- [Task instructions] All of the data that follows should be retyped exactly, please, except the pictures.

- [Given data]
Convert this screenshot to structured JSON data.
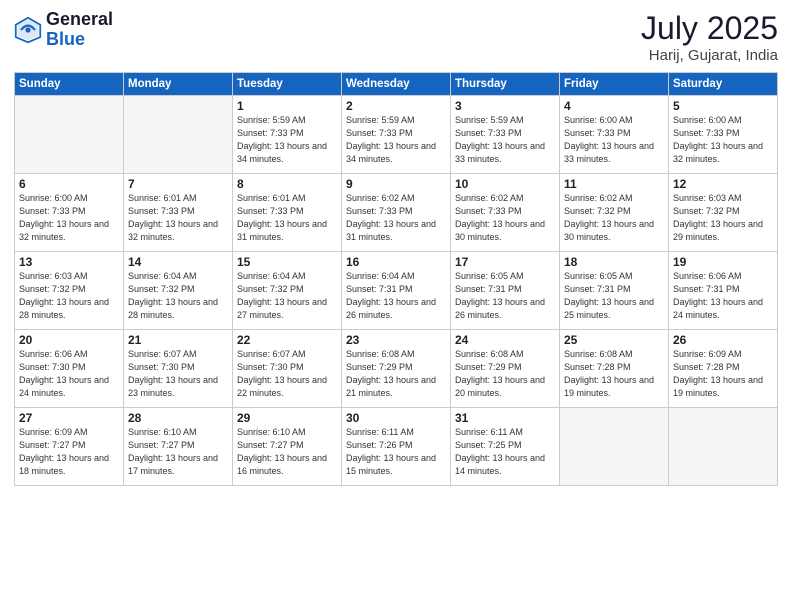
{
  "header": {
    "logo_line1": "General",
    "logo_line2": "Blue",
    "month": "July 2025",
    "location": "Harij, Gujarat, India"
  },
  "weekdays": [
    "Sunday",
    "Monday",
    "Tuesday",
    "Wednesday",
    "Thursday",
    "Friday",
    "Saturday"
  ],
  "weeks": [
    [
      {
        "num": "",
        "empty": true
      },
      {
        "num": "",
        "empty": true
      },
      {
        "num": "1",
        "sunrise": "Sunrise: 5:59 AM",
        "sunset": "Sunset: 7:33 PM",
        "daylight": "Daylight: 13 hours and 34 minutes."
      },
      {
        "num": "2",
        "sunrise": "Sunrise: 5:59 AM",
        "sunset": "Sunset: 7:33 PM",
        "daylight": "Daylight: 13 hours and 34 minutes."
      },
      {
        "num": "3",
        "sunrise": "Sunrise: 5:59 AM",
        "sunset": "Sunset: 7:33 PM",
        "daylight": "Daylight: 13 hours and 33 minutes."
      },
      {
        "num": "4",
        "sunrise": "Sunrise: 6:00 AM",
        "sunset": "Sunset: 7:33 PM",
        "daylight": "Daylight: 13 hours and 33 minutes."
      },
      {
        "num": "5",
        "sunrise": "Sunrise: 6:00 AM",
        "sunset": "Sunset: 7:33 PM",
        "daylight": "Daylight: 13 hours and 32 minutes."
      }
    ],
    [
      {
        "num": "6",
        "sunrise": "Sunrise: 6:00 AM",
        "sunset": "Sunset: 7:33 PM",
        "daylight": "Daylight: 13 hours and 32 minutes."
      },
      {
        "num": "7",
        "sunrise": "Sunrise: 6:01 AM",
        "sunset": "Sunset: 7:33 PM",
        "daylight": "Daylight: 13 hours and 32 minutes."
      },
      {
        "num": "8",
        "sunrise": "Sunrise: 6:01 AM",
        "sunset": "Sunset: 7:33 PM",
        "daylight": "Daylight: 13 hours and 31 minutes."
      },
      {
        "num": "9",
        "sunrise": "Sunrise: 6:02 AM",
        "sunset": "Sunset: 7:33 PM",
        "daylight": "Daylight: 13 hours and 31 minutes."
      },
      {
        "num": "10",
        "sunrise": "Sunrise: 6:02 AM",
        "sunset": "Sunset: 7:33 PM",
        "daylight": "Daylight: 13 hours and 30 minutes."
      },
      {
        "num": "11",
        "sunrise": "Sunrise: 6:02 AM",
        "sunset": "Sunset: 7:32 PM",
        "daylight": "Daylight: 13 hours and 30 minutes."
      },
      {
        "num": "12",
        "sunrise": "Sunrise: 6:03 AM",
        "sunset": "Sunset: 7:32 PM",
        "daylight": "Daylight: 13 hours and 29 minutes."
      }
    ],
    [
      {
        "num": "13",
        "sunrise": "Sunrise: 6:03 AM",
        "sunset": "Sunset: 7:32 PM",
        "daylight": "Daylight: 13 hours and 28 minutes."
      },
      {
        "num": "14",
        "sunrise": "Sunrise: 6:04 AM",
        "sunset": "Sunset: 7:32 PM",
        "daylight": "Daylight: 13 hours and 28 minutes."
      },
      {
        "num": "15",
        "sunrise": "Sunrise: 6:04 AM",
        "sunset": "Sunset: 7:32 PM",
        "daylight": "Daylight: 13 hours and 27 minutes."
      },
      {
        "num": "16",
        "sunrise": "Sunrise: 6:04 AM",
        "sunset": "Sunset: 7:31 PM",
        "daylight": "Daylight: 13 hours and 26 minutes."
      },
      {
        "num": "17",
        "sunrise": "Sunrise: 6:05 AM",
        "sunset": "Sunset: 7:31 PM",
        "daylight": "Daylight: 13 hours and 26 minutes."
      },
      {
        "num": "18",
        "sunrise": "Sunrise: 6:05 AM",
        "sunset": "Sunset: 7:31 PM",
        "daylight": "Daylight: 13 hours and 25 minutes."
      },
      {
        "num": "19",
        "sunrise": "Sunrise: 6:06 AM",
        "sunset": "Sunset: 7:31 PM",
        "daylight": "Daylight: 13 hours and 24 minutes."
      }
    ],
    [
      {
        "num": "20",
        "sunrise": "Sunrise: 6:06 AM",
        "sunset": "Sunset: 7:30 PM",
        "daylight": "Daylight: 13 hours and 24 minutes."
      },
      {
        "num": "21",
        "sunrise": "Sunrise: 6:07 AM",
        "sunset": "Sunset: 7:30 PM",
        "daylight": "Daylight: 13 hours and 23 minutes."
      },
      {
        "num": "22",
        "sunrise": "Sunrise: 6:07 AM",
        "sunset": "Sunset: 7:30 PM",
        "daylight": "Daylight: 13 hours and 22 minutes."
      },
      {
        "num": "23",
        "sunrise": "Sunrise: 6:08 AM",
        "sunset": "Sunset: 7:29 PM",
        "daylight": "Daylight: 13 hours and 21 minutes."
      },
      {
        "num": "24",
        "sunrise": "Sunrise: 6:08 AM",
        "sunset": "Sunset: 7:29 PM",
        "daylight": "Daylight: 13 hours and 20 minutes."
      },
      {
        "num": "25",
        "sunrise": "Sunrise: 6:08 AM",
        "sunset": "Sunset: 7:28 PM",
        "daylight": "Daylight: 13 hours and 19 minutes."
      },
      {
        "num": "26",
        "sunrise": "Sunrise: 6:09 AM",
        "sunset": "Sunset: 7:28 PM",
        "daylight": "Daylight: 13 hours and 19 minutes."
      }
    ],
    [
      {
        "num": "27",
        "sunrise": "Sunrise: 6:09 AM",
        "sunset": "Sunset: 7:27 PM",
        "daylight": "Daylight: 13 hours and 18 minutes."
      },
      {
        "num": "28",
        "sunrise": "Sunrise: 6:10 AM",
        "sunset": "Sunset: 7:27 PM",
        "daylight": "Daylight: 13 hours and 17 minutes."
      },
      {
        "num": "29",
        "sunrise": "Sunrise: 6:10 AM",
        "sunset": "Sunset: 7:27 PM",
        "daylight": "Daylight: 13 hours and 16 minutes."
      },
      {
        "num": "30",
        "sunrise": "Sunrise: 6:11 AM",
        "sunset": "Sunset: 7:26 PM",
        "daylight": "Daylight: 13 hours and 15 minutes."
      },
      {
        "num": "31",
        "sunrise": "Sunrise: 6:11 AM",
        "sunset": "Sunset: 7:25 PM",
        "daylight": "Daylight: 13 hours and 14 minutes."
      },
      {
        "num": "",
        "empty": true
      },
      {
        "num": "",
        "empty": true
      }
    ]
  ]
}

- [Solution to this exercise]
Convert this screenshot to structured JSON data.
{
  "header": {
    "logo_line1": "General",
    "logo_line2": "Blue",
    "month": "July 2025",
    "location": "Harij, Gujarat, India"
  },
  "weekdays": [
    "Sunday",
    "Monday",
    "Tuesday",
    "Wednesday",
    "Thursday",
    "Friday",
    "Saturday"
  ],
  "weeks": [
    [
      {
        "num": "",
        "empty": true
      },
      {
        "num": "",
        "empty": true
      },
      {
        "num": "1",
        "sunrise": "Sunrise: 5:59 AM",
        "sunset": "Sunset: 7:33 PM",
        "daylight": "Daylight: 13 hours and 34 minutes."
      },
      {
        "num": "2",
        "sunrise": "Sunrise: 5:59 AM",
        "sunset": "Sunset: 7:33 PM",
        "daylight": "Daylight: 13 hours and 34 minutes."
      },
      {
        "num": "3",
        "sunrise": "Sunrise: 5:59 AM",
        "sunset": "Sunset: 7:33 PM",
        "daylight": "Daylight: 13 hours and 33 minutes."
      },
      {
        "num": "4",
        "sunrise": "Sunrise: 6:00 AM",
        "sunset": "Sunset: 7:33 PM",
        "daylight": "Daylight: 13 hours and 33 minutes."
      },
      {
        "num": "5",
        "sunrise": "Sunrise: 6:00 AM",
        "sunset": "Sunset: 7:33 PM",
        "daylight": "Daylight: 13 hours and 32 minutes."
      }
    ],
    [
      {
        "num": "6",
        "sunrise": "Sunrise: 6:00 AM",
        "sunset": "Sunset: 7:33 PM",
        "daylight": "Daylight: 13 hours and 32 minutes."
      },
      {
        "num": "7",
        "sunrise": "Sunrise: 6:01 AM",
        "sunset": "Sunset: 7:33 PM",
        "daylight": "Daylight: 13 hours and 32 minutes."
      },
      {
        "num": "8",
        "sunrise": "Sunrise: 6:01 AM",
        "sunset": "Sunset: 7:33 PM",
        "daylight": "Daylight: 13 hours and 31 minutes."
      },
      {
        "num": "9",
        "sunrise": "Sunrise: 6:02 AM",
        "sunset": "Sunset: 7:33 PM",
        "daylight": "Daylight: 13 hours and 31 minutes."
      },
      {
        "num": "10",
        "sunrise": "Sunrise: 6:02 AM",
        "sunset": "Sunset: 7:33 PM",
        "daylight": "Daylight: 13 hours and 30 minutes."
      },
      {
        "num": "11",
        "sunrise": "Sunrise: 6:02 AM",
        "sunset": "Sunset: 7:32 PM",
        "daylight": "Daylight: 13 hours and 30 minutes."
      },
      {
        "num": "12",
        "sunrise": "Sunrise: 6:03 AM",
        "sunset": "Sunset: 7:32 PM",
        "daylight": "Daylight: 13 hours and 29 minutes."
      }
    ],
    [
      {
        "num": "13",
        "sunrise": "Sunrise: 6:03 AM",
        "sunset": "Sunset: 7:32 PM",
        "daylight": "Daylight: 13 hours and 28 minutes."
      },
      {
        "num": "14",
        "sunrise": "Sunrise: 6:04 AM",
        "sunset": "Sunset: 7:32 PM",
        "daylight": "Daylight: 13 hours and 28 minutes."
      },
      {
        "num": "15",
        "sunrise": "Sunrise: 6:04 AM",
        "sunset": "Sunset: 7:32 PM",
        "daylight": "Daylight: 13 hours and 27 minutes."
      },
      {
        "num": "16",
        "sunrise": "Sunrise: 6:04 AM",
        "sunset": "Sunset: 7:31 PM",
        "daylight": "Daylight: 13 hours and 26 minutes."
      },
      {
        "num": "17",
        "sunrise": "Sunrise: 6:05 AM",
        "sunset": "Sunset: 7:31 PM",
        "daylight": "Daylight: 13 hours and 26 minutes."
      },
      {
        "num": "18",
        "sunrise": "Sunrise: 6:05 AM",
        "sunset": "Sunset: 7:31 PM",
        "daylight": "Daylight: 13 hours and 25 minutes."
      },
      {
        "num": "19",
        "sunrise": "Sunrise: 6:06 AM",
        "sunset": "Sunset: 7:31 PM",
        "daylight": "Daylight: 13 hours and 24 minutes."
      }
    ],
    [
      {
        "num": "20",
        "sunrise": "Sunrise: 6:06 AM",
        "sunset": "Sunset: 7:30 PM",
        "daylight": "Daylight: 13 hours and 24 minutes."
      },
      {
        "num": "21",
        "sunrise": "Sunrise: 6:07 AM",
        "sunset": "Sunset: 7:30 PM",
        "daylight": "Daylight: 13 hours and 23 minutes."
      },
      {
        "num": "22",
        "sunrise": "Sunrise: 6:07 AM",
        "sunset": "Sunset: 7:30 PM",
        "daylight": "Daylight: 13 hours and 22 minutes."
      },
      {
        "num": "23",
        "sunrise": "Sunrise: 6:08 AM",
        "sunset": "Sunset: 7:29 PM",
        "daylight": "Daylight: 13 hours and 21 minutes."
      },
      {
        "num": "24",
        "sunrise": "Sunrise: 6:08 AM",
        "sunset": "Sunset: 7:29 PM",
        "daylight": "Daylight: 13 hours and 20 minutes."
      },
      {
        "num": "25",
        "sunrise": "Sunrise: 6:08 AM",
        "sunset": "Sunset: 7:28 PM",
        "daylight": "Daylight: 13 hours and 19 minutes."
      },
      {
        "num": "26",
        "sunrise": "Sunrise: 6:09 AM",
        "sunset": "Sunset: 7:28 PM",
        "daylight": "Daylight: 13 hours and 19 minutes."
      }
    ],
    [
      {
        "num": "27",
        "sunrise": "Sunrise: 6:09 AM",
        "sunset": "Sunset: 7:27 PM",
        "daylight": "Daylight: 13 hours and 18 minutes."
      },
      {
        "num": "28",
        "sunrise": "Sunrise: 6:10 AM",
        "sunset": "Sunset: 7:27 PM",
        "daylight": "Daylight: 13 hours and 17 minutes."
      },
      {
        "num": "29",
        "sunrise": "Sunrise: 6:10 AM",
        "sunset": "Sunset: 7:27 PM",
        "daylight": "Daylight: 13 hours and 16 minutes."
      },
      {
        "num": "30",
        "sunrise": "Sunrise: 6:11 AM",
        "sunset": "Sunset: 7:26 PM",
        "daylight": "Daylight: 13 hours and 15 minutes."
      },
      {
        "num": "31",
        "sunrise": "Sunrise: 6:11 AM",
        "sunset": "Sunset: 7:25 PM",
        "daylight": "Daylight: 13 hours and 14 minutes."
      },
      {
        "num": "",
        "empty": true
      },
      {
        "num": "",
        "empty": true
      }
    ]
  ]
}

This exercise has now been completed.